- When you enrol your Designated Employee back into the scheme you are not obliged to provide them with the same scheme you originally placed them in. Schemes can change over time, and the contribution percentages may have changed, or you might have decided to change Pension Provider since you originally enrolled them. The scheme you use must always meet the legal requirements; you will also need to make sure your Designated Employee has been given a Notice of Automatic Re-enrolment before they are re-enrolled. If they fail to make a choice or return the completed Notice to you by the deadline date, you will need to enrol them into the pension scheme you have set up.
You must pay at least a minimum level of secondary pension contributions if they remain in the pension scheme
- The contributions are usually made up of Employer Contributions and Employee Contributions, and the amounts to be paid will depend on the pension you have set up. The Minimum Contributions that need to be made are a percentage of the Earnings of a Designated Employee and the overall amount can be paid by the employer. Although you can exceed the overall amount and pay this entirely, you are not able to ask the Designated Employee to pay your percentage, therefore if you are following the Minimum Contributions you cannot ask them to pay part, or all of your contribution too. Further information on this can be found within the How much do we need to pay? (Designated Employee) page.
You cannot prevent a Designated Employee from joining the scheme or encourage them to opt out of it once they are in
- You can't ask these individuals to leave the scheme whilst they are working for you and you are not allowed to offer any incentives to leave it either, so you can't offer more pay or any other rewards to someone if they leave the scheme. It is not acceptable to dismiss someone for refusing to opt out of the scheme. We hope employers will not try to use the membership or potential membership of a secondary pension scheme as a reason not to employ someone. The States of Guernsey will review and consider whether any enforcement measures are needed if recruitment decisions are made based on the membership of a pension scheme.
You can postpone the enrolment into the pension scheme for your Designated Employee for a maximum of 3 months
- You can postpone when you enrol your Designated Employee into the scheme, and you are allowed to do this for a maximum of 3 months. If you do this, you will not provide them with the Notice of Immediate Enrolment and will instead need to issue them with a Notice of Deferred Enrolment on or before their first day of employment. You must provide them with written confirmation of what is happening and when they will join, just like the Notice of Immediate Enrolment, the Notice of Deferred Enrolment will include deadlines for completion and the choice they are making. There are benefits in postponing the enrolment date as you will be able to reduce the frequency in which you enrol new members. You will be able to combine them into groups and this might be particularly helpful when you need to enrol back in Designated Employees, who have previously opted out of the pension scheme.

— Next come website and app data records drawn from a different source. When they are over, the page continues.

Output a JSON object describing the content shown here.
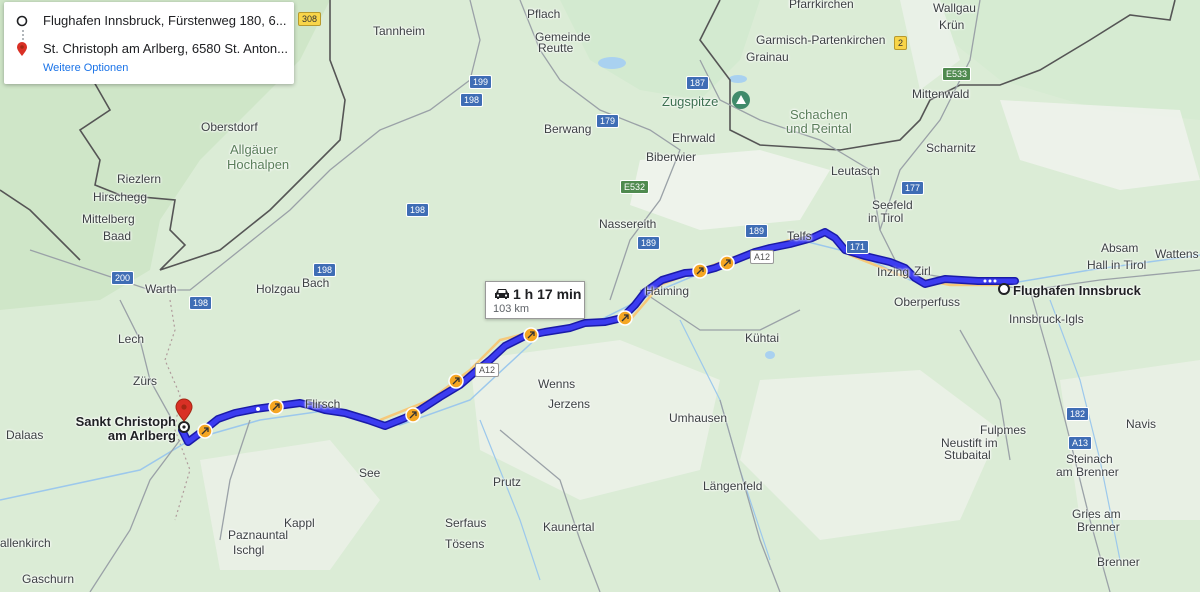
{
  "route_panel": {
    "origin": "Flughafen Innsbruck, Fürstenweg 180, 6...",
    "destination": "St. Christoph am Arlberg, 6580 St. Anton...",
    "more_options": "Weitere Optionen"
  },
  "route_info": {
    "duration": "1 h 17 min",
    "distance": "103 km"
  },
  "markers": {
    "origin_label": "Flughafen Innsbruck",
    "destination_label_line1": "Sankt Christoph",
    "destination_label_line2": "am Arlberg"
  },
  "places": {
    "pflach": "Pflach",
    "gemeinde_reutte_1": "Gemeinde",
    "gemeinde_reutte_2": "Reutte",
    "tannheim": "Tannheim",
    "oberstdorf": "Oberstdorf",
    "allgauer_1": "Allgäuer",
    "allgauer_2": "Hochalpen",
    "riezlern": "Riezlern",
    "hirschegg": "Hirschegg",
    "mittelberg": "Mittelberg",
    "baad": "Baad",
    "warth": "Warth",
    "holzgau": "Holzgau",
    "bach": "Bach",
    "lech": "Lech",
    "zurs": "Zürs",
    "dalaas": "Dalaas",
    "berwang": "Berwang",
    "ehrwald": "Ehrwald",
    "biberwier": "Biberwier",
    "zugspitze": "Zugspitze",
    "schachen_1": "Schachen",
    "schachen_2": "und Reintal",
    "garmisch": "Garmisch-Partenkirchen",
    "grainau": "Grainau",
    "partnach": "Pfarrkirchen",
    "wallgau": "Wallgau",
    "krun": "Krün",
    "mittenwald": "Mittenwald",
    "scharnitz": "Scharnitz",
    "leutasch": "Leutasch",
    "seefeld_1": "Seefeld",
    "seefeld_2": "in Tirol",
    "nassereith": "Nassereith",
    "telfs": "Telfs",
    "inzing": "Inzing",
    "zirl": "Zirl",
    "oberperfuss": "Oberperfuss",
    "haiming": "Haiming",
    "kuhtai": "Kühtai",
    "absam": "Absam",
    "hall": "Hall in Tirol",
    "wattens": "Wattens",
    "innsbruck_igls": "Innsbruck-Igls",
    "flirsch": "Flirsch",
    "wenns": "Wenns",
    "jerzens": "Jerzens",
    "umhausen": "Umhausen",
    "fulpmes": "Fulpmes",
    "neustift_1": "Neustift im",
    "neustift_2": "Stubaital",
    "navis": "Navis",
    "steinach_1": "Steinach",
    "steinach_2": "am Brenner",
    "see": "See",
    "kappl": "Kappl",
    "prutz": "Prutz",
    "langenfeld": "Längenfeld",
    "paznauntal": "Paznauntal",
    "ischgl": "Ischgl",
    "serfaus": "Serfaus",
    "tosens": "Tösens",
    "kaunertal": "Kaunertal",
    "gries_1": "Gries am",
    "gries_2": "Brenner",
    "brenner": "Brenner",
    "gaschurn": "Gaschurn",
    "bartholomaberg": "allenkirch"
  },
  "road_shields": {
    "s308": "308",
    "s199": "199",
    "s198a": "198",
    "s179": "179",
    "s187": "187",
    "s2": "2",
    "e533": "E533",
    "e532": "E532",
    "s189a": "189",
    "s189b": "189",
    "a12a": "A12",
    "s171": "171",
    "s177": "177",
    "s198b": "198",
    "s198c": "198",
    "s200": "200",
    "s198d": "198",
    "a12b": "A12",
    "s182": "182",
    "a13": "A13"
  },
  "colors": {
    "route": "#3c3cf0",
    "route_outline": "#1a1aa8",
    "info_text": "#202124",
    "link": "#1a73e8",
    "destination_pin": "#d93025"
  }
}
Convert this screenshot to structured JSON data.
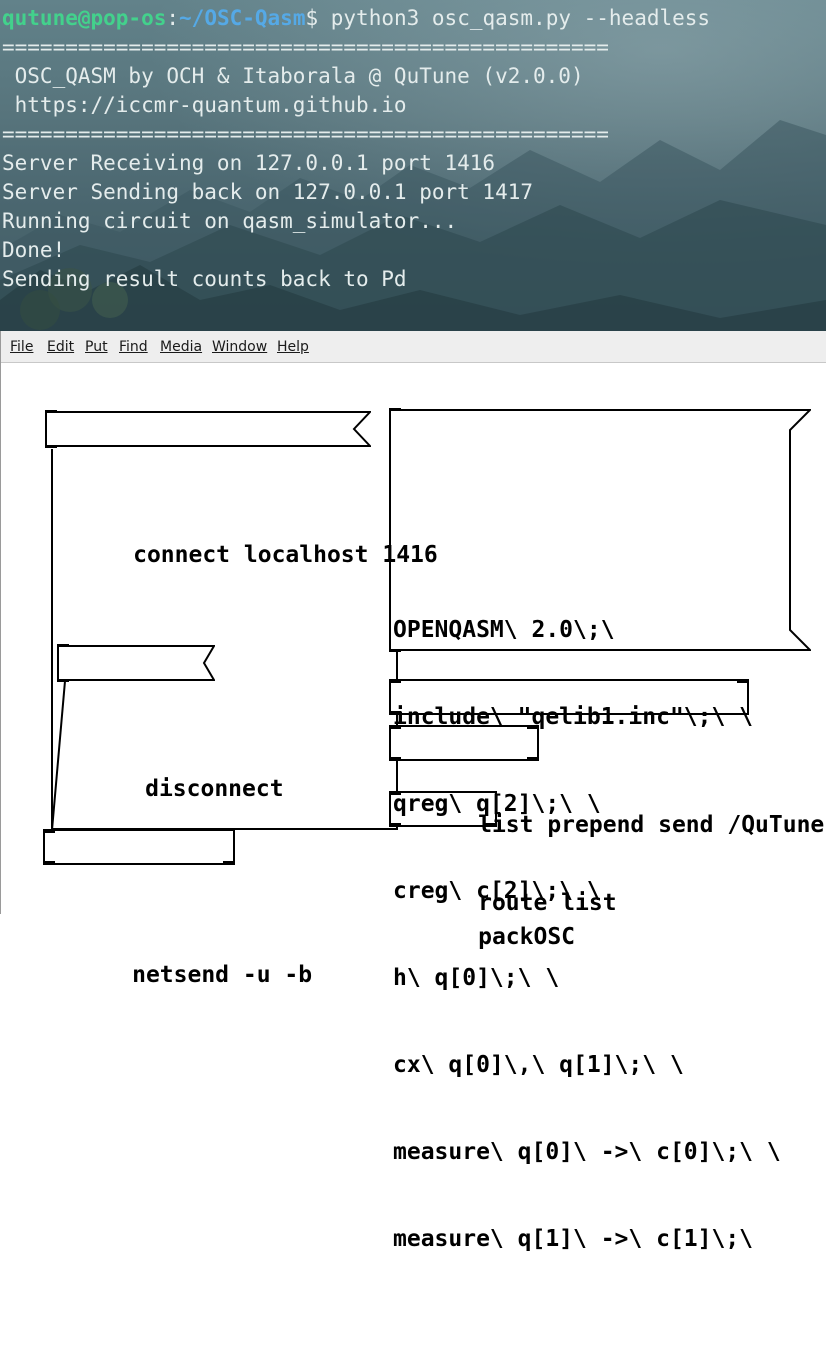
{
  "terminal": {
    "prompt_user": "qutune@pop-os",
    "prompt_sep": ":",
    "prompt_path": "~/OSC-Qasm",
    "prompt_symbol": "$",
    "command": " python3 osc_qasm.py --headless",
    "output": [
      "================================================",
      " OSC_QASM by OCH & Itaborala @ QuTune (v2.0.0)",
      " https://iccmr-quantum.github.io",
      "================================================",
      "Server Receiving on 127.0.0.1 port 1416",
      "Server Sending back on 127.0.0.1 port 1417",
      "Running circuit on qasm_simulator...",
      "Done!",
      "Sending result counts back to Pd"
    ],
    "colors": {
      "user": "#43d18c",
      "path": "#55a9e6",
      "text": "#e4ecec"
    }
  },
  "pd": {
    "menu": {
      "file": "File",
      "edit": "Edit",
      "put": "Put",
      "find": "Find",
      "media": "Media",
      "window": "Window",
      "help": "Help"
    },
    "messages": {
      "connect": "connect localhost 1416",
      "disconnect": "disconnect",
      "qasm_lines": [
        "OPENQASM\\ 2.0\\;\\",
        "include\\ \"qelib1.inc\"\\;\\ \\",
        "qreg\\ q[2]\\;\\ \\",
        "creg\\ c[2]\\;\\ \\",
        "h\\ q[0]\\;\\ \\",
        "cx\\ q[0]\\,\\ q[1]\\;\\ \\",
        "measure\\ q[0]\\ ->\\ c[0]\\;\\ \\",
        "measure\\ q[1]\\ ->\\ c[1]\\;\\"
      ]
    },
    "objects": {
      "list_prepend": "list prepend send /QuTune",
      "route": "route list",
      "packosc": "packOSC",
      "netsend": "netsend -u -b"
    }
  }
}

- Additionally, you might want to do this if you are employing someone on a short-term contract, or if your new worker has a probationary period and you want to wait until they have reached some objectives, or milestones, in their new role before joining the scheme.
- The 3 month period is not contract specific, someone may have multiple contracts issued during the course of their employment but the deferral period only applies to the first 3 months with an employer. Compliance checks will be carried out by Revenue Service to ensure that employers do not rotate contracts through different companies to try to continually defer Automatic Enrolment. If this does happen the Revenue Service will impose penalties on those employers.